==== EXTRACTED MATERIAL ====

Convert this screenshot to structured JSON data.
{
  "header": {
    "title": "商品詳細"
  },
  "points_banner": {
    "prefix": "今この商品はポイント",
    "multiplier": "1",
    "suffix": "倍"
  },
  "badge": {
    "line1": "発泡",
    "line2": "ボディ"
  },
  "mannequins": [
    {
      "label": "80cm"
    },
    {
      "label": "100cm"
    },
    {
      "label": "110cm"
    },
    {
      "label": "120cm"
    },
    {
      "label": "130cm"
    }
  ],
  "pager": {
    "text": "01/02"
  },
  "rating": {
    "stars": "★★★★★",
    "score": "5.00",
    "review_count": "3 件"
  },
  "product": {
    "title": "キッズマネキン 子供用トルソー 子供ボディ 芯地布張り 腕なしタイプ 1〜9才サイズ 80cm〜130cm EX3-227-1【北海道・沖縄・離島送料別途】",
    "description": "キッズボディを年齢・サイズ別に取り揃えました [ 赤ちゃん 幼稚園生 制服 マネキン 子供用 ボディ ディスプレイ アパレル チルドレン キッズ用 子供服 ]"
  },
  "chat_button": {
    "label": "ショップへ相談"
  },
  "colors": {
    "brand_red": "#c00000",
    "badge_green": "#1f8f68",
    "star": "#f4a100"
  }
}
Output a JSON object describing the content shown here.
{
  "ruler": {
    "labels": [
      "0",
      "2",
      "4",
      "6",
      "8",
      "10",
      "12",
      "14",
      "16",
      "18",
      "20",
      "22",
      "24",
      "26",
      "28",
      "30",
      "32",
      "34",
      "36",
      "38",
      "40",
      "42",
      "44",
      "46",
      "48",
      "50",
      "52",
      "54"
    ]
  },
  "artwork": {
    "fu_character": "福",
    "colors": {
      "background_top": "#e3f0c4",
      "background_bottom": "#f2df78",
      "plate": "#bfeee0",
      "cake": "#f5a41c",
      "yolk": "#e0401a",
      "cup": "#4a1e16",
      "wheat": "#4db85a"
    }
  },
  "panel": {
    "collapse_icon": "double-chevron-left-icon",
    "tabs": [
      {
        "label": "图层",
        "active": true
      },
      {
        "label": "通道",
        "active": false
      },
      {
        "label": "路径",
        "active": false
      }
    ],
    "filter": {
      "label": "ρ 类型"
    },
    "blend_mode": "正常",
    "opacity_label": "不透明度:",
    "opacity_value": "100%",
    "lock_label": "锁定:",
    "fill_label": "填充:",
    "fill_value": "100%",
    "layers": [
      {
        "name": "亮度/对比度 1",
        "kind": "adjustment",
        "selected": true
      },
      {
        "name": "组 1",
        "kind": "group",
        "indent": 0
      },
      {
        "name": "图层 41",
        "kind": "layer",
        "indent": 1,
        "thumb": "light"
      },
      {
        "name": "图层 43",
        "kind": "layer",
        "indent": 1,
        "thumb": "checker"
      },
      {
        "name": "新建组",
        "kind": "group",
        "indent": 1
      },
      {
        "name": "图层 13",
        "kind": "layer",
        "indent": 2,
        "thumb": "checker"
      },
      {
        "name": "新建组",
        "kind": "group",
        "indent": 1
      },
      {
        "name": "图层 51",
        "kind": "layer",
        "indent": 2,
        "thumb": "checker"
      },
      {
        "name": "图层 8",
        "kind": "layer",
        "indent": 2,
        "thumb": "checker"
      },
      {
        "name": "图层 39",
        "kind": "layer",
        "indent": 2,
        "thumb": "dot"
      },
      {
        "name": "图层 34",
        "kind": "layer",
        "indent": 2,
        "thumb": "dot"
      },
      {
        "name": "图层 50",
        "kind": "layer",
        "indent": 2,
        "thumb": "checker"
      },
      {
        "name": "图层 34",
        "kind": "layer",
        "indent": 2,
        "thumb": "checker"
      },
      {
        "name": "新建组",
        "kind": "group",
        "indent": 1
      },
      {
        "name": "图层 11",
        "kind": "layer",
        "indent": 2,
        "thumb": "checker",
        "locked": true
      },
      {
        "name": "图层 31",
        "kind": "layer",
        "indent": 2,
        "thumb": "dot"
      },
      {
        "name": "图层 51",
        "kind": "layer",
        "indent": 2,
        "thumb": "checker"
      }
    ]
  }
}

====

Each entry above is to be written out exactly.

RESPONSE:
Convert this screenshot to structured JSON data.
{
  "header": {
    "title": "商品詳細"
  },
  "points_banner": {
    "prefix": "今この商品はポイント",
    "multiplier": "1",
    "suffix": "倍"
  },
  "badge": {
    "line1": "発泡",
    "line2": "ボディ"
  },
  "mannequins": [
    {
      "label": "80cm"
    },
    {
      "label": "100cm"
    },
    {
      "label": "110cm"
    },
    {
      "label": "120cm"
    },
    {
      "label": "130cm"
    }
  ],
  "pager": {
    "text": "01/02"
  },
  "rating": {
    "stars": "★★★★★",
    "score": "5.00",
    "review_count": "3 件"
  },
  "product": {
    "title": "キッズマネキン 子供用トルソー 子供ボディ 芯地布張り 腕なしタイプ 1〜9才サイズ 80cm〜130cm EX3-227-1【北海道・沖縄・離島送料別途】",
    "description": "キッズボディを年齢・サイズ別に取り揃えました [ 赤ちゃん 幼稚園生 制服 マネキン 子供用 ボディ ディスプレイ アパレル チルドレン キッズ用 子供服 ]"
  },
  "chat_button": {
    "label": "ショップへ相談"
  },
  "colors": {
    "brand_red": "#c00000",
    "badge_green": "#1f8f68",
    "star": "#f4a100"
  }
}
Output a JSON object describing the content shown here.
{
  "ruler": {
    "labels": [
      "0",
      "2",
      "4",
      "6",
      "8",
      "10",
      "12",
      "14",
      "16",
      "18",
      "20",
      "22",
      "24",
      "26",
      "28",
      "30",
      "32",
      "34",
      "36",
      "38",
      "40",
      "42",
      "44",
      "46",
      "48",
      "50",
      "52",
      "54"
    ]
  },
  "artwork": {
    "fu_character": "福",
    "colors": {
      "background_top": "#e3f0c4",
      "background_bottom": "#f2df78",
      "plate": "#bfeee0",
      "cake": "#f5a41c",
      "yolk": "#e0401a",
      "cup": "#4a1e16",
      "wheat": "#4db85a"
    }
  },
  "panel": {
    "collapse_icon": "double-chevron-left-icon",
    "tabs": [
      {
        "label": "图层",
        "active": true
      },
      {
        "label": "通道",
        "active": false
      },
      {
        "label": "路径",
        "active": false
      }
    ],
    "filter": {
      "label": "ρ 类型"
    },
    "blend_mode": "正常",
    "opacity_label": "不透明度:",
    "opacity_value": "100%",
    "lock_label": "锁定:",
    "fill_label": "填充:",
    "fill_value": "100%",
    "layers": [
      {
        "name": "亮度/对比度 1",
        "kind": "adjustment",
        "selected": true
      },
      {
        "name": "组 1",
        "kind": "group",
        "indent": 0
      },
      {
        "name": "图层 41",
        "kind": "layer",
        "indent": 1,
        "thumb": "light"
      },
      {
        "name": "图层 43",
        "kind": "layer",
        "indent": 1,
        "thumb": "checker"
      },
      {
        "name": "新建组",
        "kind": "group",
        "indent": 1
      },
      {
        "name": "图层 13",
        "kind": "layer",
        "indent": 2,
        "thumb": "checker"
      },
      {
        "name": "新建组",
        "kind": "group",
        "indent": 1
      },
      {
        "name": "图层 51",
        "kind": "layer",
        "indent": 2,
        "thumb": "checker"
      },
      {
        "name": "图层 8",
        "kind": "layer",
        "indent": 2,
        "thumb": "checker"
      },
      {
        "name": "图层 39",
        "kind": "layer",
        "indent": 2,
        "thumb": "dot"
      },
      {
        "name": "图层 34",
        "kind": "layer",
        "indent": 2,
        "thumb": "dot"
      },
      {
        "name": "图层 50",
        "kind": "layer",
        "indent": 2,
        "thumb": "checker"
      },
      {
        "name": "图层 34",
        "kind": "layer",
        "indent": 2,
        "thumb": "checker"
      },
      {
        "name": "新建组",
        "kind": "group",
        "indent": 1
      },
      {
        "name": "图层 11",
        "kind": "layer",
        "indent": 2,
        "thumb": "checker",
        "locked": true
      },
      {
        "name": "图层 31",
        "kind": "layer",
        "indent": 2,
        "thumb": "dot"
      },
      {
        "name": "图层 51",
        "kind": "layer",
        "indent": 2,
        "thumb": "checker"
      }
    ]
  }
}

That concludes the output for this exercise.